Kintsugi shows that even broken things can have a second life in such an incredible form. It’s normal to have сracks if you’re willing to turn them into magnificent golden threads with all the care and love in the world.
Kintsugi teaches that your ‘broken’ parts make you stronger and better than you were.
All of us had either horrible and beautiful experiences that affected us, but why do we hate ‘bad’ and enjoy ‘good’ if both changed us forever, made us wiser, stronger, tougher, made us different?
Look back at the hardest things you faced and think of the knowledge you gained in dealing with them. How much greater you now, thanks to past sufferings?

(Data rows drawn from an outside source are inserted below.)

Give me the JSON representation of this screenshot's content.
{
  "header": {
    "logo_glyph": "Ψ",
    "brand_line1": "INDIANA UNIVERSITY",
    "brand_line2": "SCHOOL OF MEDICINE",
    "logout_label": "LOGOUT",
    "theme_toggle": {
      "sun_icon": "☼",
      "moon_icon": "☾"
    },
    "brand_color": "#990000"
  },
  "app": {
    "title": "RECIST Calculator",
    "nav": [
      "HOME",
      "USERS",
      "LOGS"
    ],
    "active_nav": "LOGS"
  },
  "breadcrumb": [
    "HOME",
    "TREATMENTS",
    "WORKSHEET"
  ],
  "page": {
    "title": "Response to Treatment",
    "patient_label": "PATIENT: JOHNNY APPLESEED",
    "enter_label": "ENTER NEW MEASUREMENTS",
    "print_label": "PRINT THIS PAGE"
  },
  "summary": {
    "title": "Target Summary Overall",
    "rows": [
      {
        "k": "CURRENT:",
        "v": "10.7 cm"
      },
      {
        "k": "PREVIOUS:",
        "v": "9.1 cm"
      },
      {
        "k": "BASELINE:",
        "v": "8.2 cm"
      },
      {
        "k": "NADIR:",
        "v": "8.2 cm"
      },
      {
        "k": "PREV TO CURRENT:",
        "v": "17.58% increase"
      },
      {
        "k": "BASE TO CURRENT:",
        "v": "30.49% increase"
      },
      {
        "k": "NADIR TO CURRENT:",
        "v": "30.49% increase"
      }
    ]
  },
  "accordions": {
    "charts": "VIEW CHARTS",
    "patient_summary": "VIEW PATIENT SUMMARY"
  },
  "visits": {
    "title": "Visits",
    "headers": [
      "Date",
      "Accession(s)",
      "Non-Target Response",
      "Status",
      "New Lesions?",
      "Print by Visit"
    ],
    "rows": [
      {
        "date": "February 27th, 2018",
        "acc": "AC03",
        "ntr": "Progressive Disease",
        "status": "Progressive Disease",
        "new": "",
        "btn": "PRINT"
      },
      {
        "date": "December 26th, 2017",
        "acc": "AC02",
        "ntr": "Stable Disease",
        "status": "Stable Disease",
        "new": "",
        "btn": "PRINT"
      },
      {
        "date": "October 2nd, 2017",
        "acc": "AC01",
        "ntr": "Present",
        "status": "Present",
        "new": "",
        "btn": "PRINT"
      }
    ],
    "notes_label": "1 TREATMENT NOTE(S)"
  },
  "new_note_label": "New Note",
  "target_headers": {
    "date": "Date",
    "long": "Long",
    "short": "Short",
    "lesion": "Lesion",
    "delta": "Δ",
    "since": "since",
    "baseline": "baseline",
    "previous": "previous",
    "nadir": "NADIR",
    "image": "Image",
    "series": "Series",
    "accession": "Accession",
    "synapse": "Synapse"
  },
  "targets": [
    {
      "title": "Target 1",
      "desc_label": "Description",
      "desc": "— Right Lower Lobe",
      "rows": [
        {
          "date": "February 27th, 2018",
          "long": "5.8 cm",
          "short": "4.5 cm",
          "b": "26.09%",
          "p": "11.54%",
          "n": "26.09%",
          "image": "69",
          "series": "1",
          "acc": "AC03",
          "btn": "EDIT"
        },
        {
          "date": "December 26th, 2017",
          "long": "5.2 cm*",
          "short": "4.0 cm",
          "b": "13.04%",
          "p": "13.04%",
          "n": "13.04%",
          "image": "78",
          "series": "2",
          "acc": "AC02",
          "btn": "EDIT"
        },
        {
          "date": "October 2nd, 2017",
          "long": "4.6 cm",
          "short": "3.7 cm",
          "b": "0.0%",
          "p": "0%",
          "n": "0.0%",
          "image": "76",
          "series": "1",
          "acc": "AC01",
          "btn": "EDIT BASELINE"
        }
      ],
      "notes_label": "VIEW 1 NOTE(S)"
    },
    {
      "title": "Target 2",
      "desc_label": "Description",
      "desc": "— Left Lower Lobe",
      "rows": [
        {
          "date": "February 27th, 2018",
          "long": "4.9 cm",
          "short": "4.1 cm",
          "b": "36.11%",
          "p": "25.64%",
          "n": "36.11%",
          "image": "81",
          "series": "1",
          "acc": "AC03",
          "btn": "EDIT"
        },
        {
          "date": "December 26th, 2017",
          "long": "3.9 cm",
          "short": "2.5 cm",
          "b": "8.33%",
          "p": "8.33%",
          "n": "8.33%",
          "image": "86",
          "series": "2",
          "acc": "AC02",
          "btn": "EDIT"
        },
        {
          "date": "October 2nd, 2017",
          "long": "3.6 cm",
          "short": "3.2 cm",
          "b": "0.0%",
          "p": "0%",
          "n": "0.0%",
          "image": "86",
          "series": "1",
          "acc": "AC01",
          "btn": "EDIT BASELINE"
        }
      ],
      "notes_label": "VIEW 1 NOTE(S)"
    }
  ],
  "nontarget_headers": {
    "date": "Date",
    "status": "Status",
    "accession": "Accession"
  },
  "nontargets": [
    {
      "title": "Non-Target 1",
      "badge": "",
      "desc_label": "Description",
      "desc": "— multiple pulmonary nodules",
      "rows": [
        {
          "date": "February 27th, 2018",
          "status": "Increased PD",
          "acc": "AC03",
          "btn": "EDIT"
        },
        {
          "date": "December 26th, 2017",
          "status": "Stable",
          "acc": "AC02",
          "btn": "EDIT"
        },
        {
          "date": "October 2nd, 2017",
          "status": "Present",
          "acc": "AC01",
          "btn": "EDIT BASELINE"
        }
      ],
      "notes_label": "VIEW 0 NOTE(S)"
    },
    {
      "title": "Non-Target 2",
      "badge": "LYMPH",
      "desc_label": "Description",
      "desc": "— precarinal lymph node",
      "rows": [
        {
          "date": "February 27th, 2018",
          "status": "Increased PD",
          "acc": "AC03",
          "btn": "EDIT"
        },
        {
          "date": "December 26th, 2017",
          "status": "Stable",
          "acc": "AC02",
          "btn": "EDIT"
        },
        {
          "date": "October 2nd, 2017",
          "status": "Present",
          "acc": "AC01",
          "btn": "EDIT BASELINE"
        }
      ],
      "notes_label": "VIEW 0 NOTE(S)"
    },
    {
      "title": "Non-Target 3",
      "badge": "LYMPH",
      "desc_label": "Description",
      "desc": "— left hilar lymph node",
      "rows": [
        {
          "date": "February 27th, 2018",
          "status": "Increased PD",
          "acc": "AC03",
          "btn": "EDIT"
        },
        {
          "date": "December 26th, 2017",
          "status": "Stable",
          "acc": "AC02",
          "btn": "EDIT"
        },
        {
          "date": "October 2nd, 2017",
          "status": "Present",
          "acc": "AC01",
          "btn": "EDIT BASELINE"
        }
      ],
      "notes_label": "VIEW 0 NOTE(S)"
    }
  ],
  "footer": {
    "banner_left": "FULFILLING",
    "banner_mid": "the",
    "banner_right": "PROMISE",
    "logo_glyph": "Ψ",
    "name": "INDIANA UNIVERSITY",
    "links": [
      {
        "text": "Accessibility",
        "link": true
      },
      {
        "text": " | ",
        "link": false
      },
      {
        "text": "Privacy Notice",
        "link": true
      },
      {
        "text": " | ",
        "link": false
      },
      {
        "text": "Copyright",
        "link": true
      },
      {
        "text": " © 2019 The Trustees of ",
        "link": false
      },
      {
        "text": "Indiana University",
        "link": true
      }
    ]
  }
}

In terms of mental strength, I look up to professional athletes. They accept pain, troubles, fear as a part of their way to greatness. Endless hours of training, excruciating pain, severe injuries, they learn to accept all of it. Even when they lost the competition because of some stupid mistake athletes have to analyze it and, then, see it as a valuable experience.
Sen no Rikyu, the historical figure with the most profound influence on Japanese“Way of Tea”, on a journey through southern Japan was once invited to a dinner by a host who thought Rikyu would be impressed by an elaborate and expensive antique tea jar that he had bought from China. But Rikyu didn’t even seem to notice this item and instead spent his time chatting and admiring a branch swaying in the breeze outside. In despair at this lack of interest, once Rikyu had left, the devastated host smashed the jar to pieces and retired to his room. But the other guests more wisely gathered the fragments and stuck them together through kintsugi. When Rikyu next came to visit, the philosopher turned to the repaired jar and, with a knowing smile, exclaimed:
‘Now it is magnificent’.
Kintsugi teaches you to forgive and love yourself.
What do we do when feeling physical pain? Of course, we try to get rid of it as soon as possible, do whatever is needed. However, when talking about emotional suffering it seems like we enjoy it. Overthinking problems, reviving the worst memories of our lives instead of finishing the healing. We hate people that have done something bad to us, but it only makes our life more gloomy.
Forgiveness is a way to free yourself from those devastating emotions. Firstly, forgive yourself for the mistakes and bad choices you’ve made. Then, forgive people from the past who made you suffer. Let go of things you cannot control. Don’t make your life more difficult than it is.
While forgiving, you will notice that your most beautiful and significant sides are parts that were broken, recovered and healed.
Kintsugi is about self-love and acceptance. Appreciate your past, learn from mistakes, feel free to let go of toxic relationships. Accept your vulnerabilities and fears. Love your presents they make you extraordinary and beautiful.
When you think you are crushed, remember that you always can pick the broken pieces and put them together with the golden glue of acceptance, love, and support. The first step to self-love is to learn to welcome your cracks as an amazing part of the person you are.
Thank you for reading)